List each line of the data that holds the string "desc", please.

──────

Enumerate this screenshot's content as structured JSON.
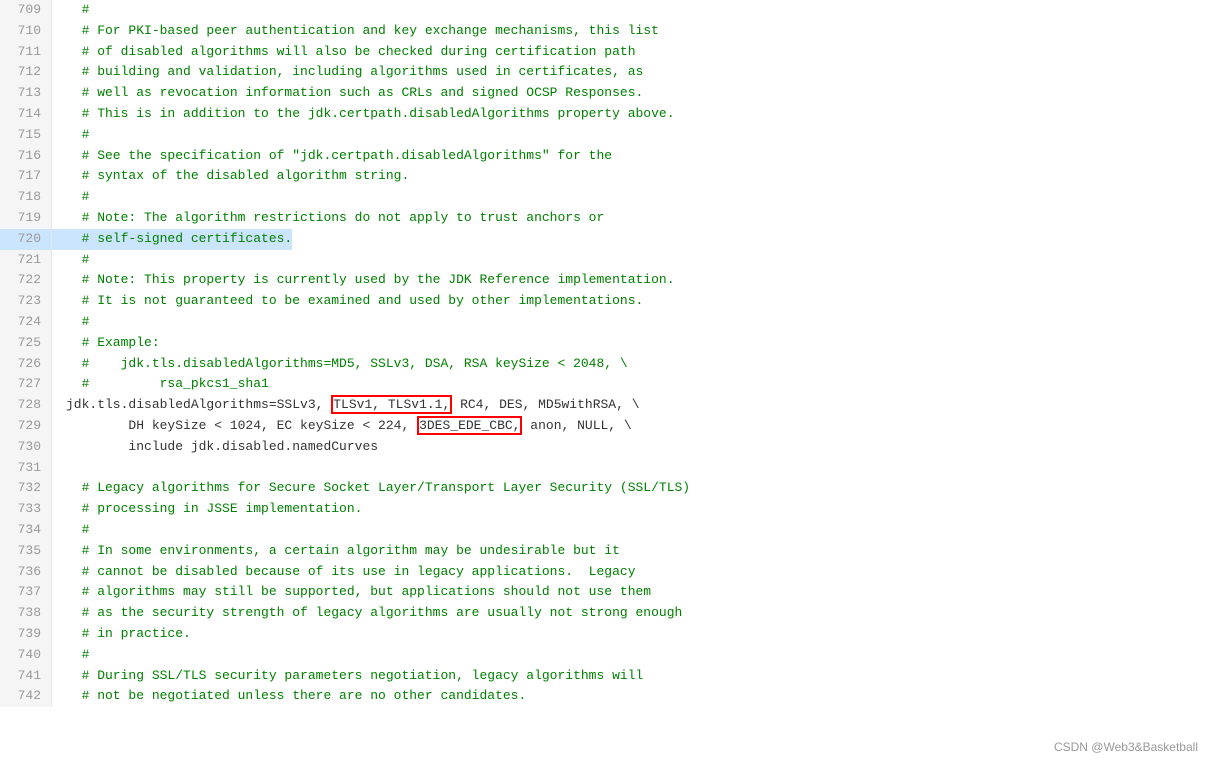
{
  "editor": {
    "background": "#ffffff",
    "lines": [
      {
        "num": 709,
        "text": "  #",
        "comment": true,
        "highlight": false
      },
      {
        "num": 710,
        "text": "  # For PKI-based peer authentication and key exchange mechanisms, this list",
        "comment": true,
        "highlight": false
      },
      {
        "num": 711,
        "text": "  # of disabled algorithms will also be checked during certification path",
        "comment": true,
        "highlight": false
      },
      {
        "num": 712,
        "text": "  # building and validation, including algorithms used in certificates, as",
        "comment": true,
        "highlight": false
      },
      {
        "num": 713,
        "text": "  # well as revocation information such as CRLs and signed OCSP Responses.",
        "comment": true,
        "highlight": false
      },
      {
        "num": 714,
        "text": "  # This is in addition to the jdk.certpath.disabledAlgorithms property above.",
        "comment": true,
        "highlight": false
      },
      {
        "num": 715,
        "text": "  #",
        "comment": true,
        "highlight": false
      },
      {
        "num": 716,
        "text": "  # See the specification of \"jdk.certpath.disabledAlgorithms\" for the",
        "comment": true,
        "highlight": false
      },
      {
        "num": 717,
        "text": "  # syntax of the disabled algorithm string.",
        "comment": true,
        "highlight": false
      },
      {
        "num": 718,
        "text": "  #",
        "comment": true,
        "highlight": false
      },
      {
        "num": 719,
        "text": "  # Note: The algorithm restrictions do not apply to trust anchors or",
        "comment": true,
        "highlight": false
      },
      {
        "num": 720,
        "text": "  # self-signed certificates.",
        "comment": true,
        "highlight": true
      },
      {
        "num": 721,
        "text": "  #",
        "comment": true,
        "highlight": false
      },
      {
        "num": 722,
        "text": "  # Note: This property is currently used by the JDK Reference implementation.",
        "comment": true,
        "highlight": false
      },
      {
        "num": 723,
        "text": "  # It is not guaranteed to be examined and used by other implementations.",
        "comment": true,
        "highlight": false
      },
      {
        "num": 724,
        "text": "  #",
        "comment": true,
        "highlight": false
      },
      {
        "num": 725,
        "text": "  # Example:",
        "comment": true,
        "highlight": false
      },
      {
        "num": 726,
        "text": "  #    jdk.tls.disabledAlgorithms=MD5, SSLv3, DSA, RSA keySize < 2048, \\",
        "comment": true,
        "highlight": false
      },
      {
        "num": 727,
        "text": "  #         rsa_pkcs1_sha1",
        "comment": true,
        "highlight": false
      },
      {
        "num": 728,
        "text": "jdk.tls.disabledAlgorithms=SSLv3, TLSv1, TLSv1.1, RC4, DES, MD5withRSA, \\",
        "comment": false,
        "highlight": false,
        "special728": true
      },
      {
        "num": 729,
        "text": "        DH keySize < 1024, EC keySize < 224, 3DES_EDE_CBC, anon, NULL, \\",
        "comment": false,
        "highlight": false,
        "special729": true
      },
      {
        "num": 730,
        "text": "        include jdk.disabled.namedCurves",
        "comment": false,
        "highlight": false
      },
      {
        "num": 731,
        "text": "",
        "comment": false,
        "highlight": false
      },
      {
        "num": 732,
        "text": "  # Legacy algorithms for Secure Socket Layer/Transport Layer Security (SSL/TLS)",
        "comment": true,
        "highlight": false
      },
      {
        "num": 733,
        "text": "  # processing in JSSE implementation.",
        "comment": true,
        "highlight": false
      },
      {
        "num": 734,
        "text": "  #",
        "comment": true,
        "highlight": false
      },
      {
        "num": 735,
        "text": "  # In some environments, a certain algorithm may be undesirable but it",
        "comment": true,
        "highlight": false
      },
      {
        "num": 736,
        "text": "  # cannot be disabled because of its use in legacy applications.  Legacy",
        "comment": true,
        "highlight": false
      },
      {
        "num": 737,
        "text": "  # algorithms may still be supported, but applications should not use them",
        "comment": true,
        "highlight": false
      },
      {
        "num": 738,
        "text": "  # as the security strength of legacy algorithms are usually not strong enough",
        "comment": true,
        "highlight": false
      },
      {
        "num": 739,
        "text": "  # in practice.",
        "comment": true,
        "highlight": false
      },
      {
        "num": 740,
        "text": "  #",
        "comment": true,
        "highlight": false
      },
      {
        "num": 741,
        "text": "  # During SSL/TLS security parameters negotiation, legacy algorithms will",
        "comment": true,
        "highlight": false
      },
      {
        "num": 742,
        "text": "  # not be negotiated unless there are no other candidates.",
        "comment": true,
        "highlight": false
      }
    ]
  },
  "watermark": "CSDN @Web3&Basketball"
}
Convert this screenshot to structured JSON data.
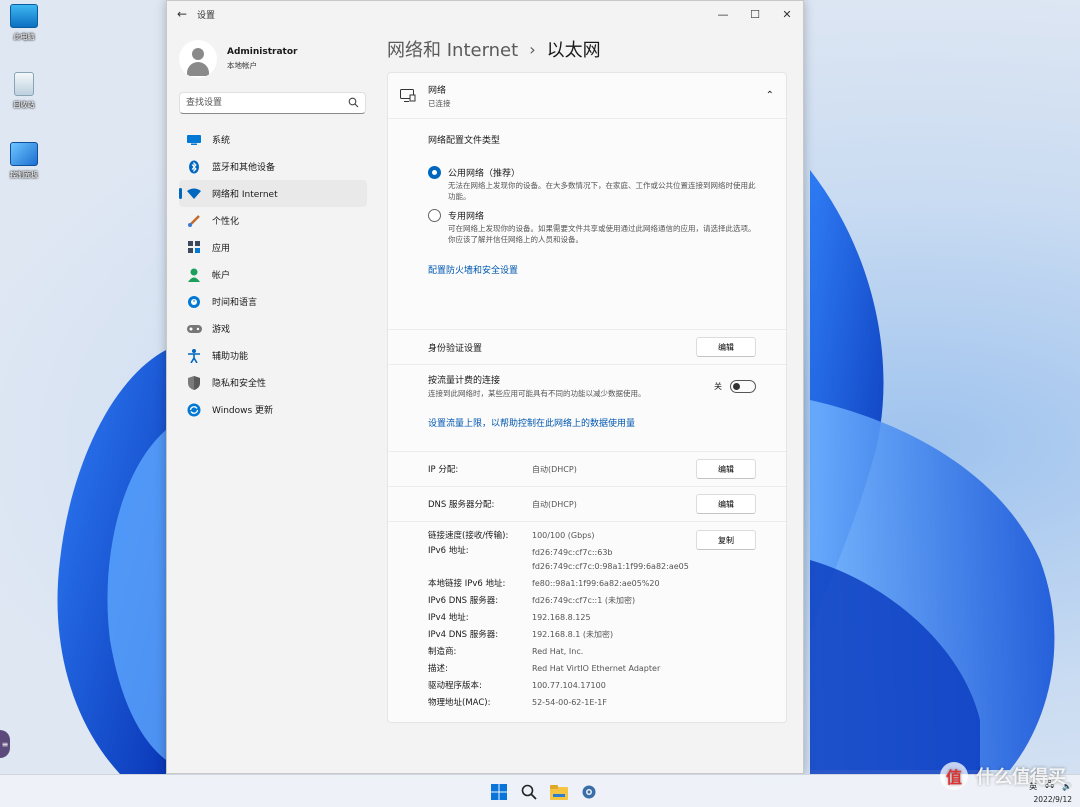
{
  "desktop": {
    "icons": [
      {
        "label": "此电脑",
        "icon": "computer-icon"
      },
      {
        "label": "回收站",
        "icon": "recycle-bin-icon"
      },
      {
        "label": "控制面板",
        "icon": "control-panel-icon"
      }
    ]
  },
  "window": {
    "title": "设置",
    "controls": {
      "minimize": "—",
      "maximize": "☐",
      "close": "✕"
    }
  },
  "profile": {
    "name": "Administrator",
    "subtitle": "本地帐户"
  },
  "search": {
    "placeholder": "查找设置"
  },
  "sidebar": {
    "items": [
      {
        "label": "系统",
        "icon": "monitor-icon",
        "color": "#0078d4"
      },
      {
        "label": "蓝牙和其他设备",
        "icon": "bluetooth-icon",
        "color": "#0067c0"
      },
      {
        "label": "网络和 Internet",
        "icon": "wifi-icon",
        "color": "#0067c0",
        "active": true
      },
      {
        "label": "个性化",
        "icon": "brush-icon",
        "color": "#c26b2b"
      },
      {
        "label": "应用",
        "icon": "apps-icon",
        "color": "#3a4a5c"
      },
      {
        "label": "帐户",
        "icon": "person-icon",
        "color": "#1aa05a"
      },
      {
        "label": "时间和语言",
        "icon": "globe-clock-icon",
        "color": "#0078d4"
      },
      {
        "label": "游戏",
        "icon": "gamepad-icon",
        "color": "#666666"
      },
      {
        "label": "辅助功能",
        "icon": "accessibility-icon",
        "color": "#0067c0"
      },
      {
        "label": "隐私和安全性",
        "icon": "shield-icon",
        "color": "#6a6a6a"
      },
      {
        "label": "Windows 更新",
        "icon": "update-icon",
        "color": "#0078d4"
      }
    ]
  },
  "breadcrumb": {
    "parent": "网络和 Internet",
    "separator": "›",
    "current": "以太网"
  },
  "network_card": {
    "title": "网络",
    "status": "已连接",
    "profile_type_title": "网络配置文件类型",
    "public": {
      "label": "公用网络（推荐）",
      "desc": "无法在网络上发现你的设备。在大多数情况下，在家庭、工作或公共位置连接到网络时使用此功能。",
      "selected": true
    },
    "private": {
      "label": "专用网络",
      "desc": "可在网络上发现你的设备。如果需要文件共享或使用通过此网络通信的应用，请选择此选项。你应该了解并信任网络上的人员和设备。",
      "selected": false
    },
    "firewall_link": "配置防火墙和安全设置"
  },
  "auth": {
    "label": "身份验证设置",
    "button": "编辑"
  },
  "metered": {
    "label": "按流量计费的连接",
    "desc": "连接到此网络时，某些应用可能具有不同的功能以减少数据使用。",
    "state_label": "关",
    "on": false,
    "link": "设置流量上限，以帮助控制在此网络上的数据使用量"
  },
  "ip": {
    "label": "IP 分配:",
    "value": "自动(DHCP)",
    "button": "编辑"
  },
  "dns": {
    "label": "DNS 服务器分配:",
    "value": "自动(DHCP)",
    "button": "编辑"
  },
  "properties": {
    "copy_button": "复制",
    "rows": [
      {
        "label": "链接速度(接收/传输):",
        "value": "100/100 (Gbps)"
      },
      {
        "label": "IPv6 地址:",
        "value": "fd26:749c:cf7c::63b"
      },
      {
        "label": "",
        "value": "fd26:749c:cf7c:0:98a1:1f99:6a82:ae05"
      },
      {
        "label": "本地链接 IPv6 地址:",
        "value": "fe80::98a1:1f99:6a82:ae05%20"
      },
      {
        "label": "IPv6 DNS 服务器:",
        "value": "fd26:749c:cf7c::1 (未加密)"
      },
      {
        "label": "IPv4 地址:",
        "value": "192.168.8.125"
      },
      {
        "label": "IPv4 DNS 服务器:",
        "value": "192.168.8.1 (未加密)"
      },
      {
        "label": "制造商:",
        "value": "Red Hat, Inc."
      },
      {
        "label": "描述:",
        "value": "Red Hat VirtIO Ethernet Adapter"
      },
      {
        "label": "驱动程序版本:",
        "value": "100.77.104.17100"
      },
      {
        "label": "物理地址(MAC):",
        "value": "52-54-00-62-1E-1F"
      }
    ]
  },
  "taskbar": {
    "icons": [
      "windows-start-icon",
      "search-icon",
      "file-explorer-icon",
      "settings-icon"
    ],
    "ime": "英",
    "date": "2022/9/12"
  },
  "watermark": {
    "text": "什么值得买",
    "badge": "值"
  },
  "colors": {
    "accent": "#0067c0",
    "link": "#0057b0",
    "bloom": "#0a4fd6"
  }
}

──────

Your solution ->
      "desc": "无法在网络上发现你的设备。在大多数情况下，在家庭、工作或公共位置连接到网络时使用此功能。",
      "desc": "可在网络上发现你的设备。如果需要文件共享或使用通过此网络通信的应用，请选择此选项。你应该了解并信任网络上的人员和设备。",
    "desc": "连接到此网络时，某些应用可能具有不同的功能以减少数据使用。",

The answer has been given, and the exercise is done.